Top 10 Criminal Justice Stories
The unsteady hand of Texas justice
1) Michael Morton Framed? After nearly 25 years in prison, Michael Morton was cleared by DNA tests, released, and exonerated for the 1986 murder of his wife. Did then-Williamson County District Attorney Ken Anderson (now a district judge) withhold vital evidence at Morton's 1987 trial? Morton's attorneys have called for a court of inquiry; others are calling for sanctions or Anderson's resignation.
2) Yogurt Unsolved Twenty years after the brutal slaying of four girls, the infamous 1991 yogurt shop murders remain unsolved. A handful of defense attorneys and at least one of the original case investigators say that going back to square one – the scene of the grisly crime – is what's needed to find the solution.
3) See No Evil at APA Austin Police Association members were riled by the purchase of a union hall without consultation and the use by an executive board member of officer-donated leave time for statewide union business. Nevertheless, the membership – in a record-low turnout – re-elected President Wayne Vincent and named Combined Law Enforcement Agencies of Texas President Todd Harrison second-in-command.
4) We'd Rather Not Know The state's Forensic Science Commission closed its inquiry into the 2004 Cameron Todd Willingham capital arson case without ruling whether fire investigators were negligent during their initial review. Fire scientists have said that state investigators relied on outdated science and myths to conclude that the since-executed Willingham was guilty of an arson that killed his three children – but Attorney General Greg Abbott limited the FSC's jurisdiction before the panel could rule.
5) Another APD Shooting At year's end, the May police shooting death of Byron Carter remained unresolved, though the cops implicated are back on the job. Police accused Carter and a companion of casing cars near Downtown when officers shot passenger Carter in self-defense; the Carter family attorney says the young men were doing nothing wrong and were shot in panic or negligence.
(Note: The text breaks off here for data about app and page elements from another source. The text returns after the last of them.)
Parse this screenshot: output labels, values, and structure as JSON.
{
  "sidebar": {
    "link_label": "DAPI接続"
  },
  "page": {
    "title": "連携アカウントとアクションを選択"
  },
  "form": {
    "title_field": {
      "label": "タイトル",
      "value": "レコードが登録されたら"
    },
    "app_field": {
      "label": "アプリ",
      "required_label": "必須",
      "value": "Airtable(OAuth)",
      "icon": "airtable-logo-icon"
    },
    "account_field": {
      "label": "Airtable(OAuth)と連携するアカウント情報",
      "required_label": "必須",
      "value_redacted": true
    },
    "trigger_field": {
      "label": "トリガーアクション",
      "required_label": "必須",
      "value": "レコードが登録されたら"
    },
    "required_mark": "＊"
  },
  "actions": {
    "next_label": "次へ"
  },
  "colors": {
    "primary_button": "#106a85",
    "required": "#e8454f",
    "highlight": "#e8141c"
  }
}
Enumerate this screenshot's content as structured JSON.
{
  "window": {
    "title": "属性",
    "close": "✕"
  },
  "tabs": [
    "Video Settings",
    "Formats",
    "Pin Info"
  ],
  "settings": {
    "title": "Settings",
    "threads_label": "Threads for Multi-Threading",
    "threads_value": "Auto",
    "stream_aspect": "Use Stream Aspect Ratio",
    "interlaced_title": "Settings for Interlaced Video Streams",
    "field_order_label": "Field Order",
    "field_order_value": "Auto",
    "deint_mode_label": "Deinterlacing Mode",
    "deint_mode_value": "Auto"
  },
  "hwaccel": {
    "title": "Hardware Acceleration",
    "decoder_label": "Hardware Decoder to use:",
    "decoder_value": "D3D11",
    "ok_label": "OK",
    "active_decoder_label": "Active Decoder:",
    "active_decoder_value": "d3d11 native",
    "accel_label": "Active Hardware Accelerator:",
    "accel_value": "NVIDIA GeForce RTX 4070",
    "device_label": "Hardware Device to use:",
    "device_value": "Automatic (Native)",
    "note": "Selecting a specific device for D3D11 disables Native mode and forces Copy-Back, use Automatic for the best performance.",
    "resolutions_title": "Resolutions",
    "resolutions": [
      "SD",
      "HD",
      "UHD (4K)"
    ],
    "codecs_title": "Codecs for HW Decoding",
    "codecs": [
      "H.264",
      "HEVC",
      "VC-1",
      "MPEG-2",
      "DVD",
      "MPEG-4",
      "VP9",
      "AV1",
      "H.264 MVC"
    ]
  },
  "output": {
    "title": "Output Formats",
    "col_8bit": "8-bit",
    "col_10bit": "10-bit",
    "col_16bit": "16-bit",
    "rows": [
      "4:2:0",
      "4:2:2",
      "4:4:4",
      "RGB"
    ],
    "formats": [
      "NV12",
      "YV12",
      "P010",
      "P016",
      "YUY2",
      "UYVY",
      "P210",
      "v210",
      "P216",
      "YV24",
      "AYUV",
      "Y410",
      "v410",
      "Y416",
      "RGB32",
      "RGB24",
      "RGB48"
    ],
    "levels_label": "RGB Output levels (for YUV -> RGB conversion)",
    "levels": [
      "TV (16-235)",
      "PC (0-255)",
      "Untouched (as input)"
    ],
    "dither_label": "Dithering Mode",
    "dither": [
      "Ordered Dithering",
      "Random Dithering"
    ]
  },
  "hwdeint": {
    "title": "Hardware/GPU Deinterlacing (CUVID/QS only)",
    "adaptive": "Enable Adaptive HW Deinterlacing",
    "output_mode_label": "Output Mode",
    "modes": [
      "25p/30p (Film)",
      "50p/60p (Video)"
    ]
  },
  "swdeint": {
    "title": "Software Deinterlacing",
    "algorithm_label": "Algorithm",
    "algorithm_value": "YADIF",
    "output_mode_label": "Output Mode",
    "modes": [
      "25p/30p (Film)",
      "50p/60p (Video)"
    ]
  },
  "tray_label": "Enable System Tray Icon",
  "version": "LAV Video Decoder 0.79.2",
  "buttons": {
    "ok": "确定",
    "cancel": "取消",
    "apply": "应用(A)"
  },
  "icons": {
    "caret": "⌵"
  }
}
A grand jury no-billed the juvenile for aggravated assault, and the APD and criminal investigations continue.
6) He Had a Point After decades of replacing punctured tires, Hyde Park residents saw the arrest and prosecution of longtime neighborhood tire-slasher Tommy Kelley. The 56-year-old homeless man represented himself at trial and was sentenced to 10 years in prison, with more cases to come.
7) Suspicion Lingered Ten months after Maurice Pierce was shot and killed by APD Officer Frank Wilson after a foot chase, a Travis County grand jury cleared Wilson of wrongdoing in the death of the former suspect in the 1991 yogurt shop murders. Charges against Pierce were dropped in 2003 for lack of evidence, and though the shooting took place more than a year ago and the grand jury no-billed Wilson this fall, Pierce's personal property has not yet been returned to his family.
8) That's Not the Guy Faulty identification is the cause of most of the state's wrongful convictions, and Texas lawmakers finally passed a first step to reforming eyewitness ID procedures, although without enforcement mechanisms. The APD and Travis County D.A.'s Office released a study demonstrating that double-blind sequential lineups greatly reduce mistaken IDs.
9) Deregistering Romeos After years of increasing criminal sanctions for sex offenses, legislators finally passed a modest measure to undo some injustices. The new law allows some youthful offenders whose romantic liaisons have branded them as deviants a way to have their names removed from the state's exploding sex offender registry.
10) One Inquiry Ends ... The U.S. Deptartment of Justice officially ended its four-year probe of APD practices, concluding there was "no reasonable cause to believe that APD has engaged in a pattern or practice" of illegal policing. The probe was requested in 2004 by the Texas Civil Rights Project and the Austin NAACP, based on accusations of excessive force against minority residents. The FBI has reportedly said it is now reviewing the APD shooting of Byron Carter.